+++ Given records +++

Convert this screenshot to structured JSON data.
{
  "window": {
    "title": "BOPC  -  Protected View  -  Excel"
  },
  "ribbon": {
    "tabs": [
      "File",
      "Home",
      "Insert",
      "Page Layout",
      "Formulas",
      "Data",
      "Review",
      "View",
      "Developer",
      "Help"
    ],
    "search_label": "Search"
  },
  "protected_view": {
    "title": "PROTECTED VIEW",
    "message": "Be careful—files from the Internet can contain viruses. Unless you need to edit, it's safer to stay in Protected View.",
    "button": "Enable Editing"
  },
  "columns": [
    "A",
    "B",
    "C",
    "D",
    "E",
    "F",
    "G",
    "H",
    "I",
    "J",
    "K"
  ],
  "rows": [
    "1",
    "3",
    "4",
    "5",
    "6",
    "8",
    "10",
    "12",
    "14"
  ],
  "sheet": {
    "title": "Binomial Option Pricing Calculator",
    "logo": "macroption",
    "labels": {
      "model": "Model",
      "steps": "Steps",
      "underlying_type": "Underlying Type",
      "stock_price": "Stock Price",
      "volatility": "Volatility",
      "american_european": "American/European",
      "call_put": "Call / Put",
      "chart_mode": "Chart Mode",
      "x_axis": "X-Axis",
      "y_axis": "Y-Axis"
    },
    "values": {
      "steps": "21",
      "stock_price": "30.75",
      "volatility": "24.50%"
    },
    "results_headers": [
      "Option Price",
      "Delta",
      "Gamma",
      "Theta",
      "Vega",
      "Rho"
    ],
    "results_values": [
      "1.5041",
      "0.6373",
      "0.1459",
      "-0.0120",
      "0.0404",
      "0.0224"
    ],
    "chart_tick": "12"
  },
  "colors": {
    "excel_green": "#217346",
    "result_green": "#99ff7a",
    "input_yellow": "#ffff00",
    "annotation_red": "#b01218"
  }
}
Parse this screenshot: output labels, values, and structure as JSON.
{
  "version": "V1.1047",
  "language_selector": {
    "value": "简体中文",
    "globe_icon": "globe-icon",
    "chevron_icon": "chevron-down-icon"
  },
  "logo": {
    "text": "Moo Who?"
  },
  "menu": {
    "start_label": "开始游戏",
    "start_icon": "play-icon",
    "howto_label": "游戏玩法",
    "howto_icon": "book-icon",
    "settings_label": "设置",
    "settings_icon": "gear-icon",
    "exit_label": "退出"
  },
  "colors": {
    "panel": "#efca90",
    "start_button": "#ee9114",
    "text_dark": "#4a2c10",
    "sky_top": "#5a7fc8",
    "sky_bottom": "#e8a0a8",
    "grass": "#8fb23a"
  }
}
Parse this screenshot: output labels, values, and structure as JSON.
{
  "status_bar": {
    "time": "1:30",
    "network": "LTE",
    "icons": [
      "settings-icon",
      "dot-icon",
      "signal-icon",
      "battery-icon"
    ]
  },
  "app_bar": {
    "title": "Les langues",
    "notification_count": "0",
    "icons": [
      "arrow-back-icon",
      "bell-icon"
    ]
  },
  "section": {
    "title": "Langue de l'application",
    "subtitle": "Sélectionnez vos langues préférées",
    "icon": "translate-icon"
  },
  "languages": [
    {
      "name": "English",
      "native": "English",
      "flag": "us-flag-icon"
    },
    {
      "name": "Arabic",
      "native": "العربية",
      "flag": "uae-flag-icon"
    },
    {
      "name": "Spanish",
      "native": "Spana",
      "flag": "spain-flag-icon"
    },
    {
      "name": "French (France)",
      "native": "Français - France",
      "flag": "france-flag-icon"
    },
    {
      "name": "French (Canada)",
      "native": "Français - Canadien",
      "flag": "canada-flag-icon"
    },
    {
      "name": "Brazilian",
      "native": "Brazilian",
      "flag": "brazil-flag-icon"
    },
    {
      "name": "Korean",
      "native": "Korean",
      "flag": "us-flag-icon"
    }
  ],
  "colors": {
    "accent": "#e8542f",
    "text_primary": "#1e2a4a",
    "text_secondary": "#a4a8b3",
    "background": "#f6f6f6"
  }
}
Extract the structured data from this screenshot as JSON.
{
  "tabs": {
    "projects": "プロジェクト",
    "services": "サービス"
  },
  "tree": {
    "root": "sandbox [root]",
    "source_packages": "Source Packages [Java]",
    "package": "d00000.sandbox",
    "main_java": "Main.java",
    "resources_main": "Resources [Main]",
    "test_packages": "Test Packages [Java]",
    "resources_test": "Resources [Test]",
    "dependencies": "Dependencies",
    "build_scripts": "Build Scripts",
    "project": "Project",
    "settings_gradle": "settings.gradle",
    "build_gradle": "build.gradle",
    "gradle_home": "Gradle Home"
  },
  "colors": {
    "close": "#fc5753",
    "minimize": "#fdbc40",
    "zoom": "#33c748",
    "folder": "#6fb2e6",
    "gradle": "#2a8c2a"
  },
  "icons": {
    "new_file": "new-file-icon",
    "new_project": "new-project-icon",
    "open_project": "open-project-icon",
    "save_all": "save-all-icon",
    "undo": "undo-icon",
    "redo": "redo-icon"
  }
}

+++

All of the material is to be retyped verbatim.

--- Task result ---
Convert this screenshot to structured JSON data.
{
  "window": {
    "title": "BOPC  -  Protected View  -  Excel"
  },
  "ribbon": {
    "tabs": [
      "File",
      "Home",
      "Insert",
      "Page Layout",
      "Formulas",
      "Data",
      "Review",
      "View",
      "Developer",
      "Help"
    ],
    "search_label": "Search"
  },
  "protected_view": {
    "title": "PROTECTED VIEW",
    "message": "Be careful—files from the Internet can contain viruses. Unless you need to edit, it's safer to stay in Protected View.",
    "button": "Enable Editing"
  },
  "columns": [
    "A",
    "B",
    "C",
    "D",
    "E",
    "F",
    "G",
    "H",
    "I",
    "J",
    "K"
  ],
  "rows": [
    "1",
    "3",
    "4",
    "5",
    "6",
    "8",
    "10",
    "12",
    "14"
  ],
  "sheet": {
    "title": "Binomial Option Pricing Calculator",
    "logo": "macroption",
    "labels": {
      "model": "Model",
      "steps": "Steps",
      "underlying_type": "Underlying Type",
      "stock_price": "Stock Price",
      "volatility": "Volatility",
      "american_european": "American/European",
      "call_put": "Call / Put",
      "chart_mode": "Chart Mode",
      "x_axis": "X-Axis",
      "y_axis": "Y-Axis"
    },
    "values": {
      "steps": "21",
      "stock_price": "30.75",
      "volatility": "24.50%"
    },
    "results_headers": [
      "Option Price",
      "Delta",
      "Gamma",
      "Theta",
      "Vega",
      "Rho"
    ],
    "results_values": [
      "1.5041",
      "0.6373",
      "0.1459",
      "-0.0120",
      "0.0404",
      "0.0224"
    ],
    "chart_tick": "12"
  },
  "colors": {
    "excel_green": "#217346",
    "result_green": "#99ff7a",
    "input_yellow": "#ffff00",
    "annotation_red": "#b01218"
  }
}
Parse this screenshot: output labels, values, and structure as JSON.
{
  "version": "V1.1047",
  "language_selector": {
    "value": "简体中文",
    "globe_icon": "globe-icon",
    "chevron_icon": "chevron-down-icon"
  },
  "logo": {
    "text": "Moo Who?"
  },
  "menu": {
    "start_label": "开始游戏",
    "start_icon": "play-icon",
    "howto_label": "游戏玩法",
    "howto_icon": "book-icon",
    "settings_label": "设置",
    "settings_icon": "gear-icon",
    "exit_label": "退出"
  },
  "colors": {
    "panel": "#efca90",
    "start_button": "#ee9114",
    "text_dark": "#4a2c10",
    "sky_top": "#5a7fc8",
    "sky_bottom": "#e8a0a8",
    "grass": "#8fb23a"
  }
}
Parse this screenshot: output labels, values, and structure as JSON.
{
  "status_bar": {
    "time": "1:30",
    "network": "LTE",
    "icons": [
      "settings-icon",
      "dot-icon",
      "signal-icon",
      "battery-icon"
    ]
  },
  "app_bar": {
    "title": "Les langues",
    "notification_count": "0",
    "icons": [
      "arrow-back-icon",
      "bell-icon"
    ]
  },
  "section": {
    "title": "Langue de l'application",
    "subtitle": "Sélectionnez vos langues préférées",
    "icon": "translate-icon"
  },
  "languages": [
    {
      "name": "English",
      "native": "English",
      "flag": "us-flag-icon"
    },
    {
      "name": "Arabic",
      "native": "العربية",
      "flag": "uae-flag-icon"
    },
    {
      "name": "Spanish",
      "native": "Spana",
      "flag": "spain-flag-icon"
    },
    {
      "name": "French (France)",
      "native": "Français - France",
      "flag": "france-flag-icon"
    },
    {
      "name": "French (Canada)",
      "native": "Français - Canadien",
      "flag": "canada-flag-icon"
    },
    {
      "name": "Brazilian",
      "native": "Brazilian",
      "flag": "brazil-flag-icon"
    },
    {
      "name": "Korean",
      "native": "Korean",
      "flag": "us-flag-icon"
    }
  ],
  "colors": {
    "accent": "#e8542f",
    "text_primary": "#1e2a4a",
    "text_secondary": "#a4a8b3",
    "background": "#f6f6f6"
  }
}
Extract the structured data from this screenshot as JSON.
{
  "tabs": {
    "projects": "プロジェクト",
    "services": "サービス"
  },
  "tree": {
    "root": "sandbox [root]",
    "source_packages": "Source Packages [Java]",
    "package": "d00000.sandbox",
    "main_java": "Main.java",
    "resources_main": "Resources [Main]",
    "test_packages": "Test Packages [Java]",
    "resources_test": "Resources [Test]",
    "dependencies": "Dependencies",
    "build_scripts": "Build Scripts",
    "project": "Project",
    "settings_gradle": "settings.gradle",
    "build_gradle": "build.gradle",
    "gradle_home": "Gradle Home"
  },
  "colors": {
    "close": "#fc5753",
    "minimize": "#fdbc40",
    "zoom": "#33c748",
    "folder": "#6fb2e6",
    "gradle": "#2a8c2a"
  },
  "icons": {
    "new_file": "new-file-icon",
    "new_project": "new-project-icon",
    "open_project": "open-project-icon",
    "save_all": "save-all-icon",
    "undo": "undo-icon",
    "redo": "redo-icon"
  }
}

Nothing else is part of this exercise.